▸ **DESCRIPTION OF THE TASK**:
Please give the number of lines in the material below that contain "dots", without further comment.

::: EXERCISE MATERIALS :::

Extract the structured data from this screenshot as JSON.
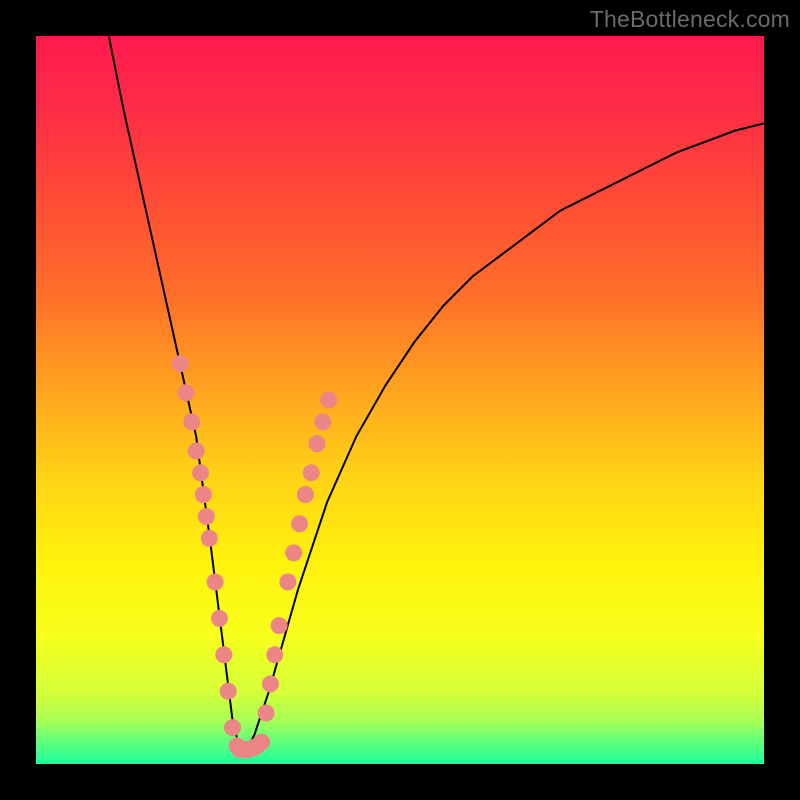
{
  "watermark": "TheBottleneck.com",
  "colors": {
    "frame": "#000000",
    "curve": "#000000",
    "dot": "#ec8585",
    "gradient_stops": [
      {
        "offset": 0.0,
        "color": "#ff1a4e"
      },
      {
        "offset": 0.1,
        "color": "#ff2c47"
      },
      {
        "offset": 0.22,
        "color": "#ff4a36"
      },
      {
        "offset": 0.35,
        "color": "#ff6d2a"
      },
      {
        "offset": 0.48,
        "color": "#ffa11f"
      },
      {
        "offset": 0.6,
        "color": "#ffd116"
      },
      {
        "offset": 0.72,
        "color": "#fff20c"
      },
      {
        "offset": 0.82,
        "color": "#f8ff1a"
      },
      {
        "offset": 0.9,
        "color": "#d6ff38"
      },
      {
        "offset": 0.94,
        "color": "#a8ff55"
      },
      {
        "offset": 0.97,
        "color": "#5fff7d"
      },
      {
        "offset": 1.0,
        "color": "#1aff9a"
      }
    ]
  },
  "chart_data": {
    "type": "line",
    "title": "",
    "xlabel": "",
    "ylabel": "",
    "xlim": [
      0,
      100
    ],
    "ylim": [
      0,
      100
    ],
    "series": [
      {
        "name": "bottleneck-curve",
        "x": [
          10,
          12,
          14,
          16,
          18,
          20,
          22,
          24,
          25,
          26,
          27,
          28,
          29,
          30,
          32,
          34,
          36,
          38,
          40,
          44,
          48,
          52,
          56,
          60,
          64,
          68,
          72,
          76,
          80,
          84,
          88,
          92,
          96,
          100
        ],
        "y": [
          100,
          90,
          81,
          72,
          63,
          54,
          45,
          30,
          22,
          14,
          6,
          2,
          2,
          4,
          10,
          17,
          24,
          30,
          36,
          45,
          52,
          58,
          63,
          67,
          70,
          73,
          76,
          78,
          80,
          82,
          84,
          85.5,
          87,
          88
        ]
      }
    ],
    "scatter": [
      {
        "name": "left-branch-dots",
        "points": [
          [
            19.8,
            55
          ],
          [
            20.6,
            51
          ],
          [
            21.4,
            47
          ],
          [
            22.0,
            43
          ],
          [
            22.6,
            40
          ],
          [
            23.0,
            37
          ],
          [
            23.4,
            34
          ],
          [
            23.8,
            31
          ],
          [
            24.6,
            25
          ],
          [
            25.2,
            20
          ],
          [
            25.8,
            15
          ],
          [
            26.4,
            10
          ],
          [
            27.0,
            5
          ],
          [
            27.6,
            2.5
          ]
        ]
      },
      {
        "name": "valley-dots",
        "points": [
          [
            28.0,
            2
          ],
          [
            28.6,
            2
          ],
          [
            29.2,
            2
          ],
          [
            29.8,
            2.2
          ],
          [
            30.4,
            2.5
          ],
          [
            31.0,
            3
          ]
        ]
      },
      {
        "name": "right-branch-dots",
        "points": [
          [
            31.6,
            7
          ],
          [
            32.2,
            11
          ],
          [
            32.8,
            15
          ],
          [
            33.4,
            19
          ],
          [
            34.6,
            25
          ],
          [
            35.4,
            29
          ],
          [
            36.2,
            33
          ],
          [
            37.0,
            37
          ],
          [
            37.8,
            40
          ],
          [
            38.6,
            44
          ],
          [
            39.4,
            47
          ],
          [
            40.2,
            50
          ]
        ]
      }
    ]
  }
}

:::
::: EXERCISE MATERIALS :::

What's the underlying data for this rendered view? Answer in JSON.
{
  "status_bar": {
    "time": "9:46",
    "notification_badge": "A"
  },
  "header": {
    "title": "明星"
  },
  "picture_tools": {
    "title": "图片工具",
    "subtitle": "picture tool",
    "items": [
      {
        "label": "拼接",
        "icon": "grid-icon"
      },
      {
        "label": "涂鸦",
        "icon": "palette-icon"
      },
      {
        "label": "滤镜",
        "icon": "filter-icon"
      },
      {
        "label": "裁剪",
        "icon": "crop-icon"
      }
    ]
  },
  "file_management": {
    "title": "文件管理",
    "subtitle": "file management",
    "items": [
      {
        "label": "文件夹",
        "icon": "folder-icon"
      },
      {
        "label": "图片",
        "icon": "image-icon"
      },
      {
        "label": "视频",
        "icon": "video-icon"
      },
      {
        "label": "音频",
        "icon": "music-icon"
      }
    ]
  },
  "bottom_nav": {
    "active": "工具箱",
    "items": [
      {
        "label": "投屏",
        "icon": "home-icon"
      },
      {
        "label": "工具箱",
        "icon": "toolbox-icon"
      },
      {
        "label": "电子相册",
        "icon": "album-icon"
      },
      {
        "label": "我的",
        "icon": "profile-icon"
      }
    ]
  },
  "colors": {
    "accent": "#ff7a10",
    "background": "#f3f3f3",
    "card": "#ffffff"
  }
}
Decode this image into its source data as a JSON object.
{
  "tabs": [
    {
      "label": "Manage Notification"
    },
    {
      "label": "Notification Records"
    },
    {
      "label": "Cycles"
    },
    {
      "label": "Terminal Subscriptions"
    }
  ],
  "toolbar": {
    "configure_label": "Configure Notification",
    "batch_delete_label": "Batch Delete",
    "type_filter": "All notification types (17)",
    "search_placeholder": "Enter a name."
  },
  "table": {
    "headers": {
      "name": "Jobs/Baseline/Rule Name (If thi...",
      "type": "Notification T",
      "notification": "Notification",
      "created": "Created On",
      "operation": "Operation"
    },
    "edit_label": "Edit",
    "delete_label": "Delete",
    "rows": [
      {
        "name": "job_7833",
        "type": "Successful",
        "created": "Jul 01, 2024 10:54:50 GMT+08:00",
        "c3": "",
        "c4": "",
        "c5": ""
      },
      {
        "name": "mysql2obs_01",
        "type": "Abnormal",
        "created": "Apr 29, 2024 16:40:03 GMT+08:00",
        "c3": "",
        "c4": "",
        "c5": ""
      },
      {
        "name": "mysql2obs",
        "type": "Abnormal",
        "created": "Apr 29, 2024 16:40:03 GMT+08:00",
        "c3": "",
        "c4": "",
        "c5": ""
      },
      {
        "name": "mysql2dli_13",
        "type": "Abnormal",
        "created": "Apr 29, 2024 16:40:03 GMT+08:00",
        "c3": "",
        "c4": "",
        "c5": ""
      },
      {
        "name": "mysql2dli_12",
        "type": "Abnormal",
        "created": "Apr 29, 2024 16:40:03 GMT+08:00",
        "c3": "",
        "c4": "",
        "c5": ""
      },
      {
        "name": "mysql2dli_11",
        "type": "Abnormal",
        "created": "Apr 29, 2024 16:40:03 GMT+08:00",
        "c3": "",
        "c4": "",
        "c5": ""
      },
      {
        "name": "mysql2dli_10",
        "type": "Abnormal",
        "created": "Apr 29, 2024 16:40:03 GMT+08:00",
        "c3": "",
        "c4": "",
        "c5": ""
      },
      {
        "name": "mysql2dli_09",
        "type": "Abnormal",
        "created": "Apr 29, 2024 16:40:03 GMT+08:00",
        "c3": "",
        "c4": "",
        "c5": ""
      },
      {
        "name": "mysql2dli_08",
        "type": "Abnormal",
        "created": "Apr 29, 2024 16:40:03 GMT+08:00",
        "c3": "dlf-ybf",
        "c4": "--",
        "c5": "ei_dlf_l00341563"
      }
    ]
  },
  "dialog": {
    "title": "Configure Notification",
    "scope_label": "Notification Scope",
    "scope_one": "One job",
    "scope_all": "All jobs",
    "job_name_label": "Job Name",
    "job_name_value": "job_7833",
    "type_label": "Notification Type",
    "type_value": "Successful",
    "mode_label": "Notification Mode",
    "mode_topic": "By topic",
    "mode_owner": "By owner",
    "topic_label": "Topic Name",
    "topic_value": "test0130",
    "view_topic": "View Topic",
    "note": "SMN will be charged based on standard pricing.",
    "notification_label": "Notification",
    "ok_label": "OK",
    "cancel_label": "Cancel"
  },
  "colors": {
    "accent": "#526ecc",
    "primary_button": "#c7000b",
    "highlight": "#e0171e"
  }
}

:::
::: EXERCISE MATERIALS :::

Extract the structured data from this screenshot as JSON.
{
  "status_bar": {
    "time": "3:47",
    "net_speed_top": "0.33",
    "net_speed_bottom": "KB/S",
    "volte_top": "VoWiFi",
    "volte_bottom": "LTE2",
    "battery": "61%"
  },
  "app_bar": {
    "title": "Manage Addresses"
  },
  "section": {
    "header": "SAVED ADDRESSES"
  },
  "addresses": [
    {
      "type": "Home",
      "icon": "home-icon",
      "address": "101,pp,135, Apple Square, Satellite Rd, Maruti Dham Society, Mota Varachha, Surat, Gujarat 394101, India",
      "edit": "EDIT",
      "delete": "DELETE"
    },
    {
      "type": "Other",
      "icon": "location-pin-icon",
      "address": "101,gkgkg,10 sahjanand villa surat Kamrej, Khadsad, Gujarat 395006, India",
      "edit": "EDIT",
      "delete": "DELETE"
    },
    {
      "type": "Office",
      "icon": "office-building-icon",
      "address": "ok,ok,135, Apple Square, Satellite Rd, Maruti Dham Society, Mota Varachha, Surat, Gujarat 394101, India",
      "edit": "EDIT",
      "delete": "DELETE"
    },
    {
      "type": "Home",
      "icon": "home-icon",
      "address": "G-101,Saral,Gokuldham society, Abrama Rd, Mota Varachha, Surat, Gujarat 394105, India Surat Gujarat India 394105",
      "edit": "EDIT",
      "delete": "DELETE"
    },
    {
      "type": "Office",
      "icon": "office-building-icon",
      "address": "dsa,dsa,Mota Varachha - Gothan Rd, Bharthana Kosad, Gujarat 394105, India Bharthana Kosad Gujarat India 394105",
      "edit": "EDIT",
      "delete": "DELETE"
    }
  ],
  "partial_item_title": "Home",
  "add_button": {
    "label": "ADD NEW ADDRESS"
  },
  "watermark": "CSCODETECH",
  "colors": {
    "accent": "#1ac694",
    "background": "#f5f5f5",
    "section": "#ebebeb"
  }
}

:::

▸ **SOLUTION BELOW**:
3